- _PROBLEM DESCRIPTION_
Every line containing the string "data" is to be copied from the records.
--- START ---
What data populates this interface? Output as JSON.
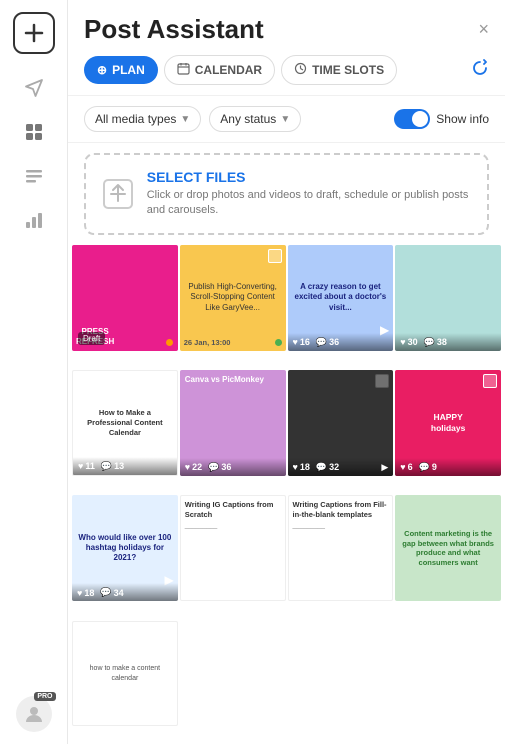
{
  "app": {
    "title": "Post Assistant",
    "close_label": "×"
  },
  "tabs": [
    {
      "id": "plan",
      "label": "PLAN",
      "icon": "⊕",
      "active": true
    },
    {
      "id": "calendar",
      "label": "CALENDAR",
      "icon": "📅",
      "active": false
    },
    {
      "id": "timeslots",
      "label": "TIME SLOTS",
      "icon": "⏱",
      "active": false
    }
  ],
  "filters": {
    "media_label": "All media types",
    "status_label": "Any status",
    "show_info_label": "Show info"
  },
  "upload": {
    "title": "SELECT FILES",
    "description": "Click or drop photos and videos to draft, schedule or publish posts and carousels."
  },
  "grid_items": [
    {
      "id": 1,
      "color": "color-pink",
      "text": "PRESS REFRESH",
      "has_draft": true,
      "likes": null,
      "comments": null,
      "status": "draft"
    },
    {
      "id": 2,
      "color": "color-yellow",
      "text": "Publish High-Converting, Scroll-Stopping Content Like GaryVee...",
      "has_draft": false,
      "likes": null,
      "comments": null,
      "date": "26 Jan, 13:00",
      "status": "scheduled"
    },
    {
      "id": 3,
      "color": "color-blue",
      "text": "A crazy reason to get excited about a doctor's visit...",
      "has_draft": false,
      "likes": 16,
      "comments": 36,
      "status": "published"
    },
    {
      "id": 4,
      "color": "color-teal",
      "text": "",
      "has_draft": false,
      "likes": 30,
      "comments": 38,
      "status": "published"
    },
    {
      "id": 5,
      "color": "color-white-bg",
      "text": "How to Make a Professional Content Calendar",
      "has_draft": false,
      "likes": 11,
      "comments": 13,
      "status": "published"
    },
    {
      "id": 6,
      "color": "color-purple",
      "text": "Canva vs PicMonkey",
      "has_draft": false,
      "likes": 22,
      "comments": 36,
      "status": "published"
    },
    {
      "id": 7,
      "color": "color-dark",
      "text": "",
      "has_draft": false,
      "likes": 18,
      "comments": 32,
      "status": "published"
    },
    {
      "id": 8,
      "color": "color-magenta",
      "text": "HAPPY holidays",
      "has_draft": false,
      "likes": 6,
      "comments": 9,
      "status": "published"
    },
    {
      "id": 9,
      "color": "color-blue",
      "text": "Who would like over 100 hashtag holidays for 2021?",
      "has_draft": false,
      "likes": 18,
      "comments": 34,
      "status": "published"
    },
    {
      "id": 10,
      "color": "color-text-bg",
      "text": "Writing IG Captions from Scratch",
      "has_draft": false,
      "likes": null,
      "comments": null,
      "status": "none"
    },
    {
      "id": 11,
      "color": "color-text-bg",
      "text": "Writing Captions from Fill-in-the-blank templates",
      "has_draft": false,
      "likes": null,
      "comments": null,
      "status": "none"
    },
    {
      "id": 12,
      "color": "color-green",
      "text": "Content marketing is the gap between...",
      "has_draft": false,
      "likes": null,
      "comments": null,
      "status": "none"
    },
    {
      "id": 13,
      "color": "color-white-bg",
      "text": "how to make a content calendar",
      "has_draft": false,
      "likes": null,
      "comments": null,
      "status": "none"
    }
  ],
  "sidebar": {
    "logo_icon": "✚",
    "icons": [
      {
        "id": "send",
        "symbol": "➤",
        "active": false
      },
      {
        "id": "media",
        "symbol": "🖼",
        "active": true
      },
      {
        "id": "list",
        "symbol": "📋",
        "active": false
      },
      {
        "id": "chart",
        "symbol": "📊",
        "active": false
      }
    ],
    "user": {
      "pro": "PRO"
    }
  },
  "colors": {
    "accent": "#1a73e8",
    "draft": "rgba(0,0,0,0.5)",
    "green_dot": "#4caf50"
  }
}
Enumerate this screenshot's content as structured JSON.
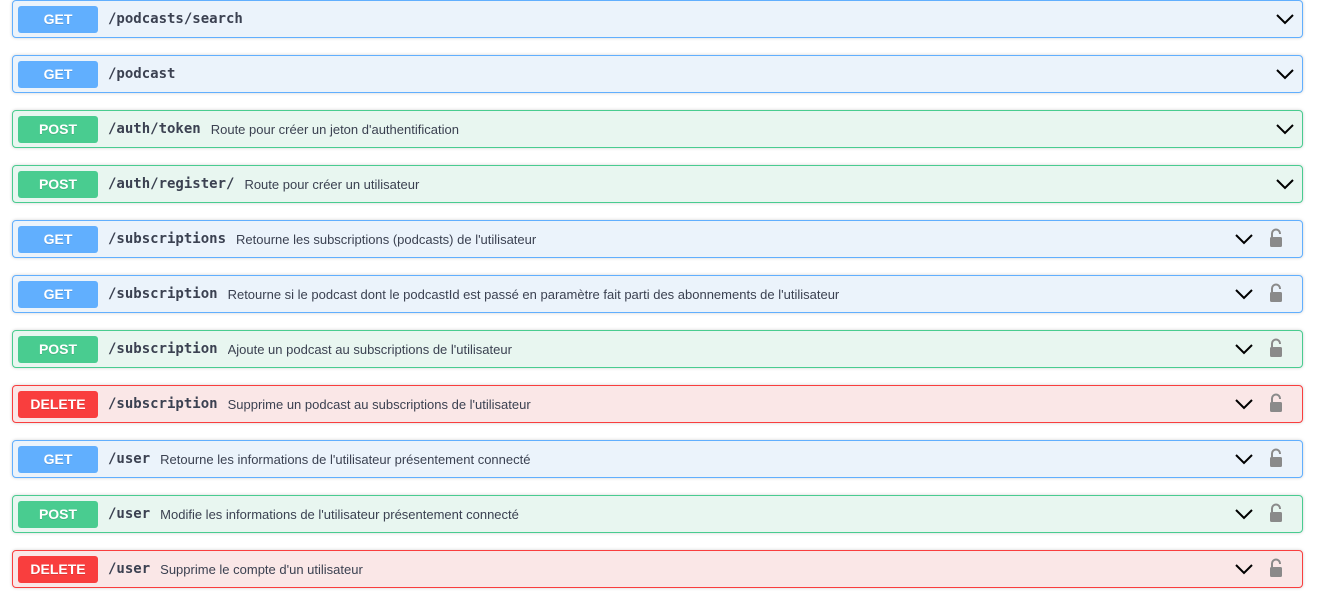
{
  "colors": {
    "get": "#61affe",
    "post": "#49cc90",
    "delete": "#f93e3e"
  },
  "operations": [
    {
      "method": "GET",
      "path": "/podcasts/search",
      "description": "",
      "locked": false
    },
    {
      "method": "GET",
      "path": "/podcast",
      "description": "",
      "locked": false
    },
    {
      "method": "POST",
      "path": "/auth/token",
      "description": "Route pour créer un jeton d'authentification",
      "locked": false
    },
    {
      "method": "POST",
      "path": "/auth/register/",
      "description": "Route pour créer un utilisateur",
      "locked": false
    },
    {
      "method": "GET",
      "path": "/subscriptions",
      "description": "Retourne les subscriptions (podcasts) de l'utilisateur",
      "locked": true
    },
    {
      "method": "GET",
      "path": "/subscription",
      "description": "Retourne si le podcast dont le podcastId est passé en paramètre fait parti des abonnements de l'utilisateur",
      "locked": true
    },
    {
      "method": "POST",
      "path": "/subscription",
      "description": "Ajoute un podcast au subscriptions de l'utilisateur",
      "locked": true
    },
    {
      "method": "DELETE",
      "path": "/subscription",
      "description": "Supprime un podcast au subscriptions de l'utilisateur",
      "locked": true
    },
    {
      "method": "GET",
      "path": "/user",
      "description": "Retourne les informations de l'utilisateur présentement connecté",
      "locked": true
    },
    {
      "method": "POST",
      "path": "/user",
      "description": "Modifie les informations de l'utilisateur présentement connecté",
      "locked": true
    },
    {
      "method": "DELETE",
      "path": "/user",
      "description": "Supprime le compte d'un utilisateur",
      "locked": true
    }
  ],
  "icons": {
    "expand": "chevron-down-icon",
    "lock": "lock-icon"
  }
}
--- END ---
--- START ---
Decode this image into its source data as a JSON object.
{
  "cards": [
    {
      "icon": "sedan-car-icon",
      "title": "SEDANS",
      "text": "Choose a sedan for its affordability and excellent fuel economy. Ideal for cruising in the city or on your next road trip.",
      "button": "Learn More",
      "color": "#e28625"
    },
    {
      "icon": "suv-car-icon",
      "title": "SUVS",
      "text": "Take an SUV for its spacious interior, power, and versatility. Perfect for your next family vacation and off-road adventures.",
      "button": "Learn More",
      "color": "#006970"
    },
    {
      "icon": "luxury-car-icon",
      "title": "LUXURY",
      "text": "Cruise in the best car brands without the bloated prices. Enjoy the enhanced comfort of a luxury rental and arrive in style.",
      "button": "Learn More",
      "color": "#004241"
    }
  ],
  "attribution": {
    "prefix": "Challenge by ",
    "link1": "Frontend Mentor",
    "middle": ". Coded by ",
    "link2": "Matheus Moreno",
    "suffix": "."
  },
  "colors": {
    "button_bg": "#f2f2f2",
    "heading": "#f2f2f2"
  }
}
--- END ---
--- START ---
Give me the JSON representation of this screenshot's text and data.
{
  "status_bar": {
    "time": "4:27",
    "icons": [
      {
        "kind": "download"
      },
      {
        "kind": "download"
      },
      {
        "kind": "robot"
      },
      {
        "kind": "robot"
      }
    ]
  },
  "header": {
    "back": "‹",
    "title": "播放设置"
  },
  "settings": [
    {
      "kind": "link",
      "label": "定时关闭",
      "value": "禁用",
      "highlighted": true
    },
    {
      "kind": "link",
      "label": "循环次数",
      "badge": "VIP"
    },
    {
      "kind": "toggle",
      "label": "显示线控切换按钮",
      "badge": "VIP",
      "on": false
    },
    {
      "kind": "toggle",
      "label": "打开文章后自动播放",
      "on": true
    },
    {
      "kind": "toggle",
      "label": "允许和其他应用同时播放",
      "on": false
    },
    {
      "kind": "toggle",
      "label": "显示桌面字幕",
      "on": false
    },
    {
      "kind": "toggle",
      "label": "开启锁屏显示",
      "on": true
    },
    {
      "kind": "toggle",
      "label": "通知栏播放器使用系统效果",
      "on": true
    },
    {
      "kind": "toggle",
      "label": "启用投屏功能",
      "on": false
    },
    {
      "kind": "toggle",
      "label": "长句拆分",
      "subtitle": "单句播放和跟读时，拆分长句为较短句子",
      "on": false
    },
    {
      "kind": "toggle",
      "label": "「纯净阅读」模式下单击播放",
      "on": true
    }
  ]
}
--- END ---
- _OUTPUT_
What data populates this interface? Output as JSON.
Decode this image into its source data as a JSON object.
Give me the JSON representation of this screenshot's text and data.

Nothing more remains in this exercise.